▸ Exercise instructions
In the records below, pick out all lines containing the word "icon".

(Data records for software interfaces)

:::

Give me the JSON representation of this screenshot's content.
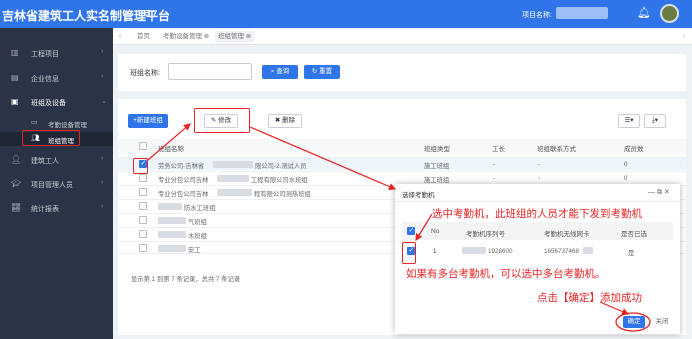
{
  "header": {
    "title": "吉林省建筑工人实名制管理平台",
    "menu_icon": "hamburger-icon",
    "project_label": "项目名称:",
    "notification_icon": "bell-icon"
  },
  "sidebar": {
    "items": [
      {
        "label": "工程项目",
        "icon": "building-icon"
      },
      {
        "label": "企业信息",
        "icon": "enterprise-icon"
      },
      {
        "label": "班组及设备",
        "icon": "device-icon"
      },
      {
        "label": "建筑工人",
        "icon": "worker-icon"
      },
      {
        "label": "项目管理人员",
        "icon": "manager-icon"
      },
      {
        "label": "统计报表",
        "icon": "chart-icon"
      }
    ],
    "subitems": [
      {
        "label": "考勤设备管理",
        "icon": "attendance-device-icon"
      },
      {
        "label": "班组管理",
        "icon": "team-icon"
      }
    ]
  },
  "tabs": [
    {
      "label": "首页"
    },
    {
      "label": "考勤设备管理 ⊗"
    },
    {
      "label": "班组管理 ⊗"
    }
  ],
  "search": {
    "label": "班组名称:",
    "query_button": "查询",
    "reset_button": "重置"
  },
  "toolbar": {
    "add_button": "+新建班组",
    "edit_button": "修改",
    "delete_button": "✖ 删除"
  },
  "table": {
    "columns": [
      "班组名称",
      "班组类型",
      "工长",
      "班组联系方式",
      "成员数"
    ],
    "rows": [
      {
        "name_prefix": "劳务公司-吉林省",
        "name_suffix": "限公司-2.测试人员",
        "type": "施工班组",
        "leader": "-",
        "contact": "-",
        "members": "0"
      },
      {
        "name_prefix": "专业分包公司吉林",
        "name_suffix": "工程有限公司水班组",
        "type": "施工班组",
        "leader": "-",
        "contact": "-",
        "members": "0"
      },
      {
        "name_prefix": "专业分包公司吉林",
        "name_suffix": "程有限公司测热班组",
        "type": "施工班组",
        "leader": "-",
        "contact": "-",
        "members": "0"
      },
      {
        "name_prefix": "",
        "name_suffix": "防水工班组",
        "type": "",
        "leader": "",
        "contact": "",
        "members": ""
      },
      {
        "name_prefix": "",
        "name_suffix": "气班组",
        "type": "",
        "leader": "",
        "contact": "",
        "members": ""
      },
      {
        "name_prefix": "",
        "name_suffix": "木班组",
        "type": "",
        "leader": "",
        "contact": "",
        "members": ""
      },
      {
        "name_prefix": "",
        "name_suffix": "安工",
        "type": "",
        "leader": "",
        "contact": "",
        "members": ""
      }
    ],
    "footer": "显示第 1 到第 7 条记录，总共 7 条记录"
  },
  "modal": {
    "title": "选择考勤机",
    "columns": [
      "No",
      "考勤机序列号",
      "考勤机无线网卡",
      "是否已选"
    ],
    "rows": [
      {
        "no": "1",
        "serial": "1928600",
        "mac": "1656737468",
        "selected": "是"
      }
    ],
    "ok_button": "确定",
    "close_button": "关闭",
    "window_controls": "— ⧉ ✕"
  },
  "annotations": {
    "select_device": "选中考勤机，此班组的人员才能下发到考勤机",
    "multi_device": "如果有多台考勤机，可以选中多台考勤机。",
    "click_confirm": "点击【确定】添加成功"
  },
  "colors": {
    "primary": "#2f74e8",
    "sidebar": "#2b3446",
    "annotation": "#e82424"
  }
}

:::

▸ Exercise solution
    "menu_icon": "hamburger-icon",
    "notification_icon": "bell-icon"
        "icon": "building-icon"
        "icon": "enterprise-icon"
        "icon": "device-icon"
        "icon": "worker-icon"
        "icon": "manager-icon"
        "icon": "chart-icon"
        "icon": "attendance-device-icon"
        "icon": "team-icon"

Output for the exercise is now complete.